━━━━━ RECORDS TO PROCESS
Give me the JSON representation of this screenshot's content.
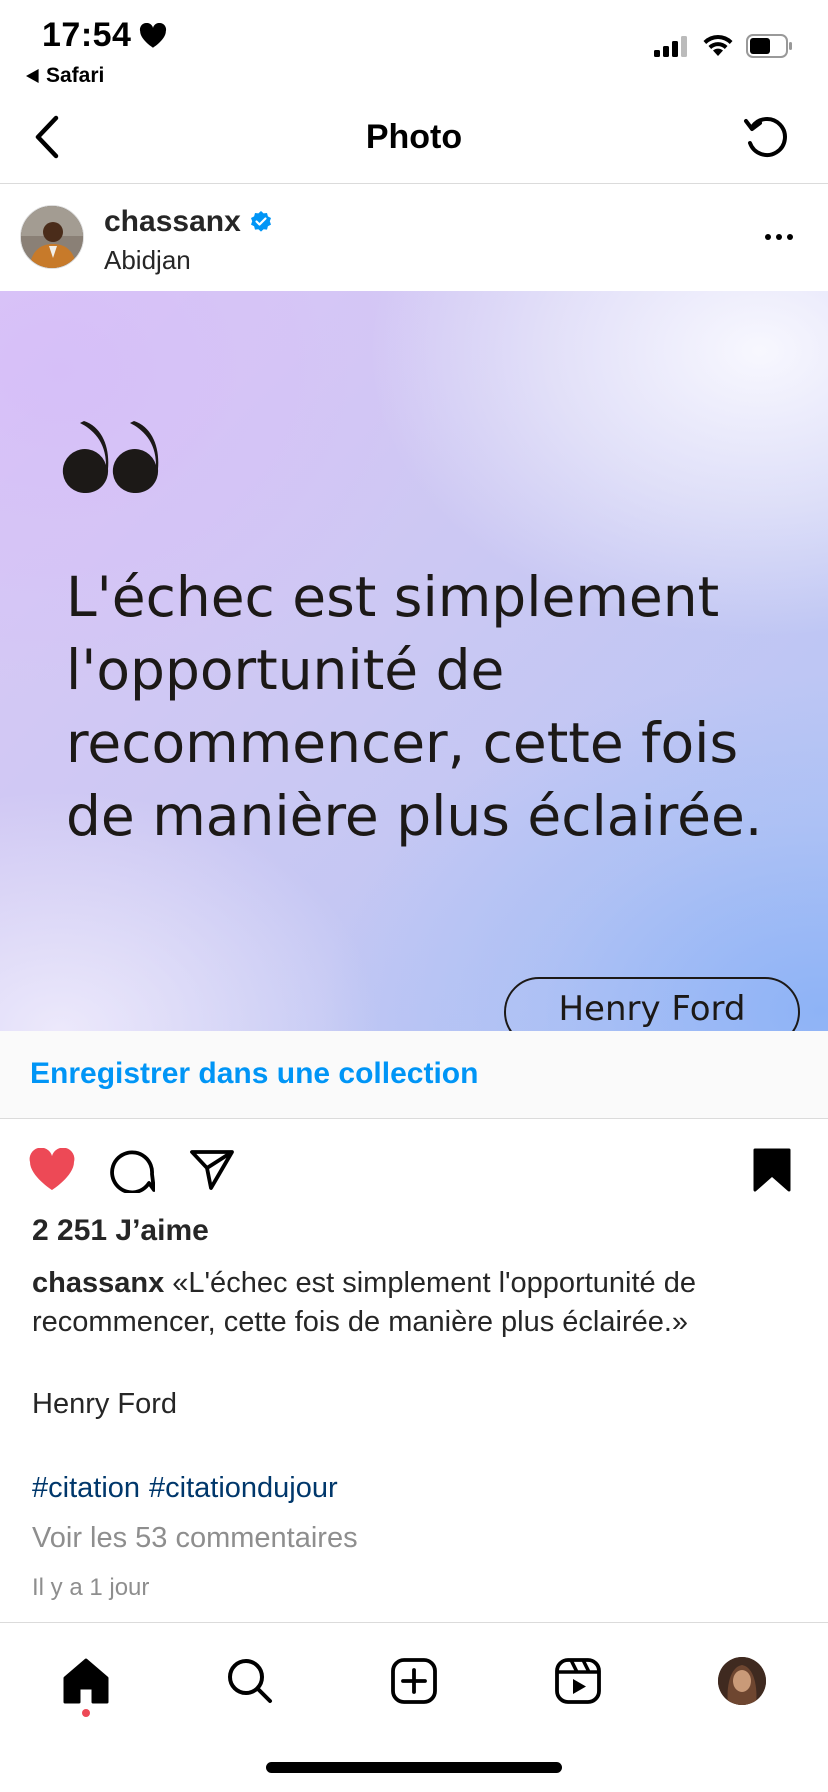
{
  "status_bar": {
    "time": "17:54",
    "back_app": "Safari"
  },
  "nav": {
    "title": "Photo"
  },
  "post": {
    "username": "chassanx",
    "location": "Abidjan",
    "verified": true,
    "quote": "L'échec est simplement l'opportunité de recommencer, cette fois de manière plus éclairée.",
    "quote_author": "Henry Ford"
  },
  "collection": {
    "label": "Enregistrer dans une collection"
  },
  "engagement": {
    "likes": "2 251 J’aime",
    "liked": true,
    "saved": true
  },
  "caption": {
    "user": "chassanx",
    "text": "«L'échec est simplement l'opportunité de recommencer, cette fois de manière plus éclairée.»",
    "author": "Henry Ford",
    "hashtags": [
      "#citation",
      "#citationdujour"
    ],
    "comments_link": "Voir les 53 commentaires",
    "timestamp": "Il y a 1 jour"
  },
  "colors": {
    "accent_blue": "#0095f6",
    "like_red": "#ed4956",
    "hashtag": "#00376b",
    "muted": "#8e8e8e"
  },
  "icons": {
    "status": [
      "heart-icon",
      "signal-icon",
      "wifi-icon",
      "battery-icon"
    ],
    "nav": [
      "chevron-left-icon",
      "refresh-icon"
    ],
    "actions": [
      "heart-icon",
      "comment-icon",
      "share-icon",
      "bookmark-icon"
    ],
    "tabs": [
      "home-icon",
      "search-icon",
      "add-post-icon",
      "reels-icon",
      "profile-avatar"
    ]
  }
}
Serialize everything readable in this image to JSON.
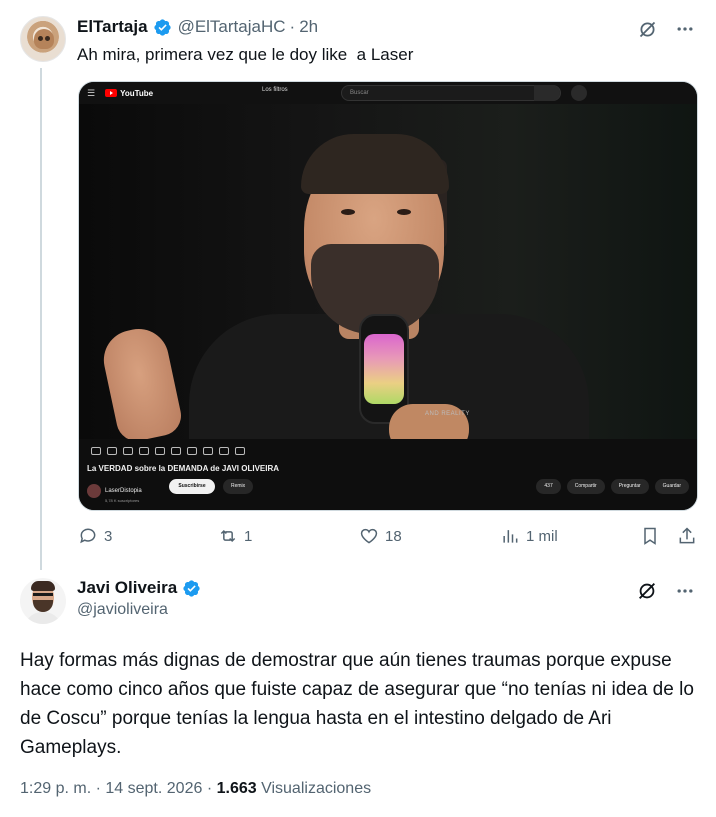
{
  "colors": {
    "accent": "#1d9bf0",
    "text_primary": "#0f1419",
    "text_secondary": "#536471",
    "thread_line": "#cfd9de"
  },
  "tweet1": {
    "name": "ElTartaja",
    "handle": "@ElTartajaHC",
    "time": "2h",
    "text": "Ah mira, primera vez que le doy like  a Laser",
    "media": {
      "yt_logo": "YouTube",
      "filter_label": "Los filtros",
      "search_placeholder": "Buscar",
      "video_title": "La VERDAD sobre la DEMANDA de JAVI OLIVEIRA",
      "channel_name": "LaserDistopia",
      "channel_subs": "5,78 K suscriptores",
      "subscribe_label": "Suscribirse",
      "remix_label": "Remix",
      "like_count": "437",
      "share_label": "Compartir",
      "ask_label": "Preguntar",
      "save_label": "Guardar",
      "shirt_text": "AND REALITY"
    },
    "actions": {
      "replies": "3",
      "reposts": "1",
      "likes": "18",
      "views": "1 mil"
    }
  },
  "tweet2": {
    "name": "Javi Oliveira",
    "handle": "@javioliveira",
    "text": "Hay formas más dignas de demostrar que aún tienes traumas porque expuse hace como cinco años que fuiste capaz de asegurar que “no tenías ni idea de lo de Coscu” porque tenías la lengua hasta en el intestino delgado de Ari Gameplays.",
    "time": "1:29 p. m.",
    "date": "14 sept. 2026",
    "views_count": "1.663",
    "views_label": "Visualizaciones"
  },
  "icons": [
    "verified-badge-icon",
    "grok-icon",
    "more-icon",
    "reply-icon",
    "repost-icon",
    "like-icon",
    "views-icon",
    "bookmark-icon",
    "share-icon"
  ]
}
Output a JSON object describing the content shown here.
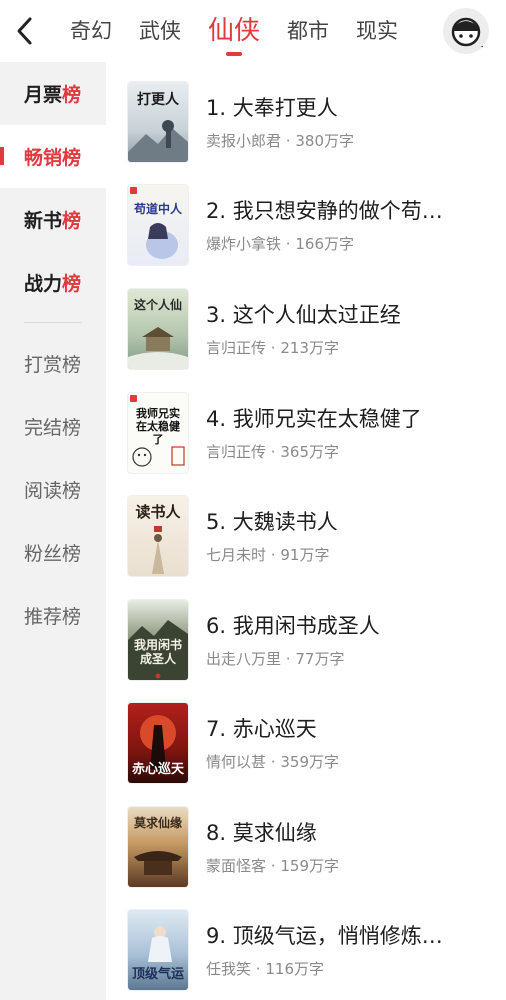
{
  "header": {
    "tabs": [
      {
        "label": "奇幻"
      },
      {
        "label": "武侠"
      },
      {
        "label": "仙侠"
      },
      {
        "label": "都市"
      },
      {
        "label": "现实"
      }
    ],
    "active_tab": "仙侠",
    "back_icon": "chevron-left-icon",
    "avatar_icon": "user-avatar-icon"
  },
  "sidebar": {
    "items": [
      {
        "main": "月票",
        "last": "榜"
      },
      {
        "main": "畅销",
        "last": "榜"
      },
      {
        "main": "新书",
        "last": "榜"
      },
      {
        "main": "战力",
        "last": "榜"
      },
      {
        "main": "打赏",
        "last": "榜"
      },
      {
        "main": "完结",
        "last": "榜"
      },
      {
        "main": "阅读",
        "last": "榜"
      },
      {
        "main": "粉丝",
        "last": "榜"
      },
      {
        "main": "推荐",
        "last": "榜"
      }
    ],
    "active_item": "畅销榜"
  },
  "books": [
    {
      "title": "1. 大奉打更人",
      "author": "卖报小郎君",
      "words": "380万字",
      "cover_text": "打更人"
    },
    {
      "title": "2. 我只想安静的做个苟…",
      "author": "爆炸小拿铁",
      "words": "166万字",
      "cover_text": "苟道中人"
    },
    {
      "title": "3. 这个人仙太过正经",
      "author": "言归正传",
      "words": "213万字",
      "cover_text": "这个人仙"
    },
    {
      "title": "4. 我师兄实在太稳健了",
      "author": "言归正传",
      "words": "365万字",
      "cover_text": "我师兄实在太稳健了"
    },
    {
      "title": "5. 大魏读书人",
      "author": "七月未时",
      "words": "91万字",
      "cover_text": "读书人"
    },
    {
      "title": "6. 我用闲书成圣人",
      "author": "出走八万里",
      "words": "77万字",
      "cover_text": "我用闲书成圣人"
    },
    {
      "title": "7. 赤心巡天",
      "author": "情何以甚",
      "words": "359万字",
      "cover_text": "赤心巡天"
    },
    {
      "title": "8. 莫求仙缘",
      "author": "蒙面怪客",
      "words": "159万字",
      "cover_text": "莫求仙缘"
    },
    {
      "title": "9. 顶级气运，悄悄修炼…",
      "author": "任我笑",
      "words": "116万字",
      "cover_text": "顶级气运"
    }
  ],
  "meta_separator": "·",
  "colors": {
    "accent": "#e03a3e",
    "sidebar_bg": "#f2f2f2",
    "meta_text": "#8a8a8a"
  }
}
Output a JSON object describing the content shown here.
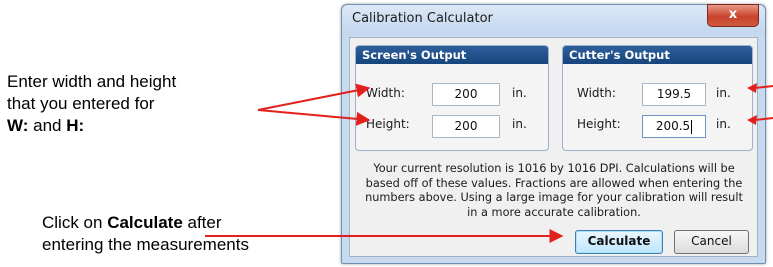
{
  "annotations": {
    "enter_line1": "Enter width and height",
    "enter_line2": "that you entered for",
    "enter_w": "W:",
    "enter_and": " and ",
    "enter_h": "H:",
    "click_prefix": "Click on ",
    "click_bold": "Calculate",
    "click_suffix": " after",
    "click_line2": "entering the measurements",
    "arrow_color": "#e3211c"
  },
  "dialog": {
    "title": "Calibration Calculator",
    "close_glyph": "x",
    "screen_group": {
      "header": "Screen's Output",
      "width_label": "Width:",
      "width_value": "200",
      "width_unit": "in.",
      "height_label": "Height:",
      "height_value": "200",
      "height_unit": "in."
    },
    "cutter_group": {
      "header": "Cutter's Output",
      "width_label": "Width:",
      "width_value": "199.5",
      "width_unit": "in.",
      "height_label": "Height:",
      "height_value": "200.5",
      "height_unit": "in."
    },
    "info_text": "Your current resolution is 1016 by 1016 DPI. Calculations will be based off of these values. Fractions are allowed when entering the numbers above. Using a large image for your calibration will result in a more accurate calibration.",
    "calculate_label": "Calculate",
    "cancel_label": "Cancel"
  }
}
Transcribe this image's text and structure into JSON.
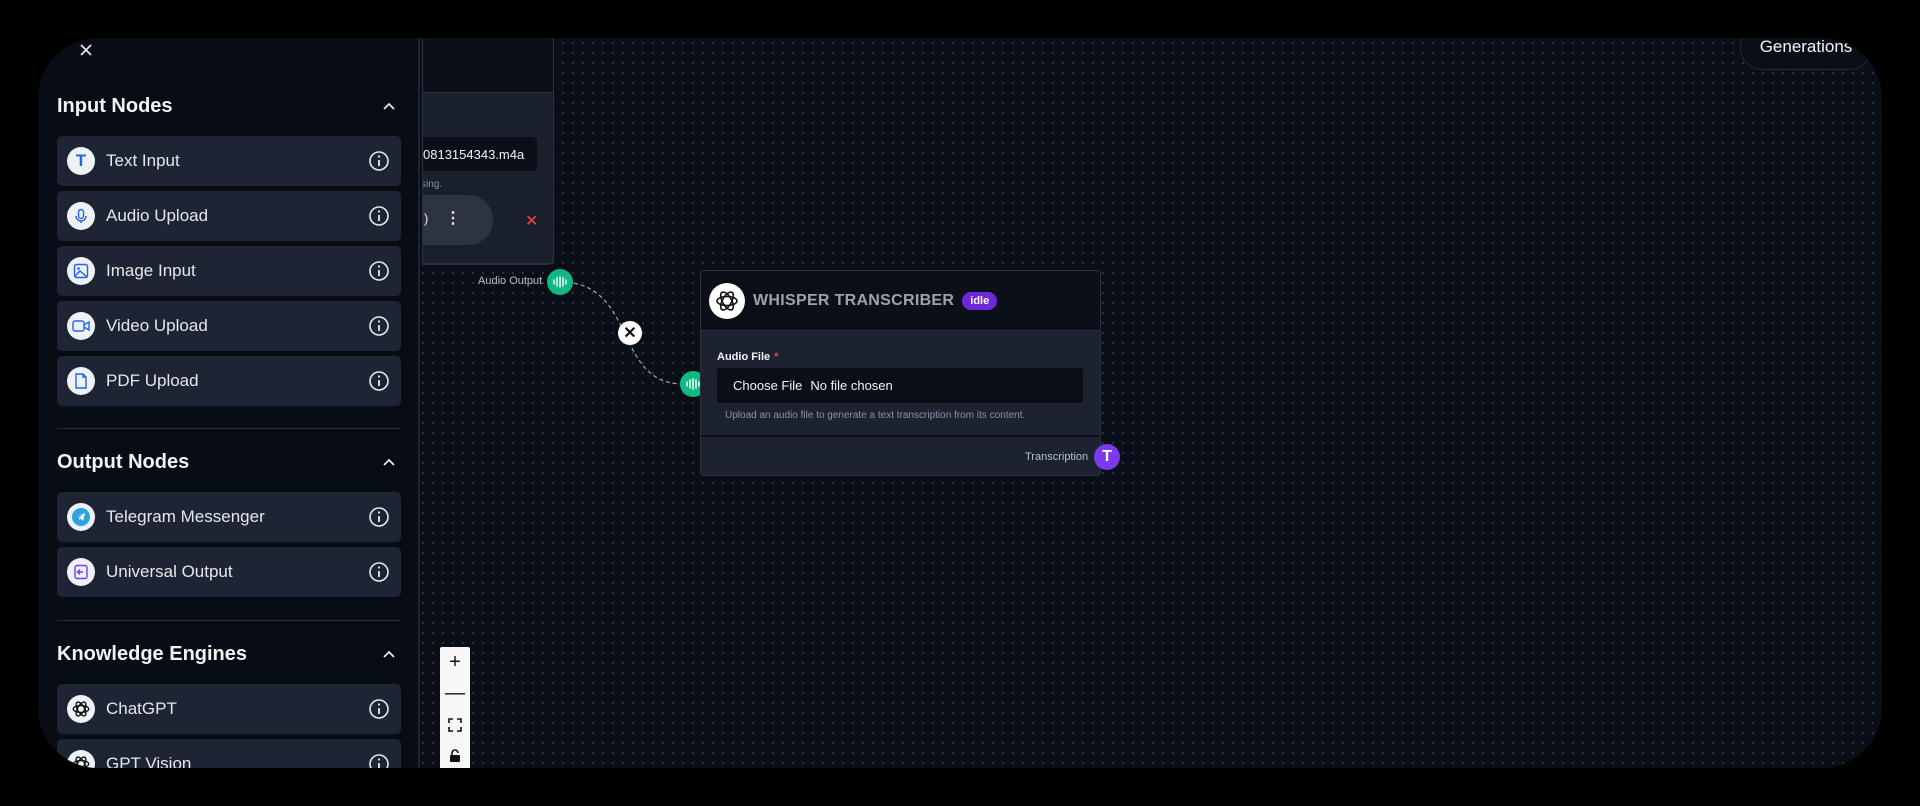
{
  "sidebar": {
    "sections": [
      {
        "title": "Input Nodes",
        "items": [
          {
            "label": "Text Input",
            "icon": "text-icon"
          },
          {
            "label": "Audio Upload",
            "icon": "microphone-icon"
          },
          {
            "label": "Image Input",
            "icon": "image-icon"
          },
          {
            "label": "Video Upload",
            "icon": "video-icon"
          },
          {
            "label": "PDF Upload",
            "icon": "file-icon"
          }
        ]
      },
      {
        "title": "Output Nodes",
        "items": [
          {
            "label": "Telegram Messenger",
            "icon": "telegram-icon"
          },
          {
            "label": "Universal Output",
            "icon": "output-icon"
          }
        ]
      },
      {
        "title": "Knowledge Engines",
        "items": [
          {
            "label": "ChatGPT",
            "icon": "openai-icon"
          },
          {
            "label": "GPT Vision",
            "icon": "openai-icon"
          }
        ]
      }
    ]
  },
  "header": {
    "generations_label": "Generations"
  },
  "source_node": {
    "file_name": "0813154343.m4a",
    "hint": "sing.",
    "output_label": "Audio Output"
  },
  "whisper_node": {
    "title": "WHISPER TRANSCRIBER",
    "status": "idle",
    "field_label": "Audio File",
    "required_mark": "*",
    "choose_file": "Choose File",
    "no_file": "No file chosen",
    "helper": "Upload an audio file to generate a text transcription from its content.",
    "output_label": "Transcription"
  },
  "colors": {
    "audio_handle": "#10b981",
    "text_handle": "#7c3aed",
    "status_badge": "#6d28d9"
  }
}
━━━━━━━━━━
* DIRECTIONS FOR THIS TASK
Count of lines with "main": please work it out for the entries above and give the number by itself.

* EXPECTED ANSWER
9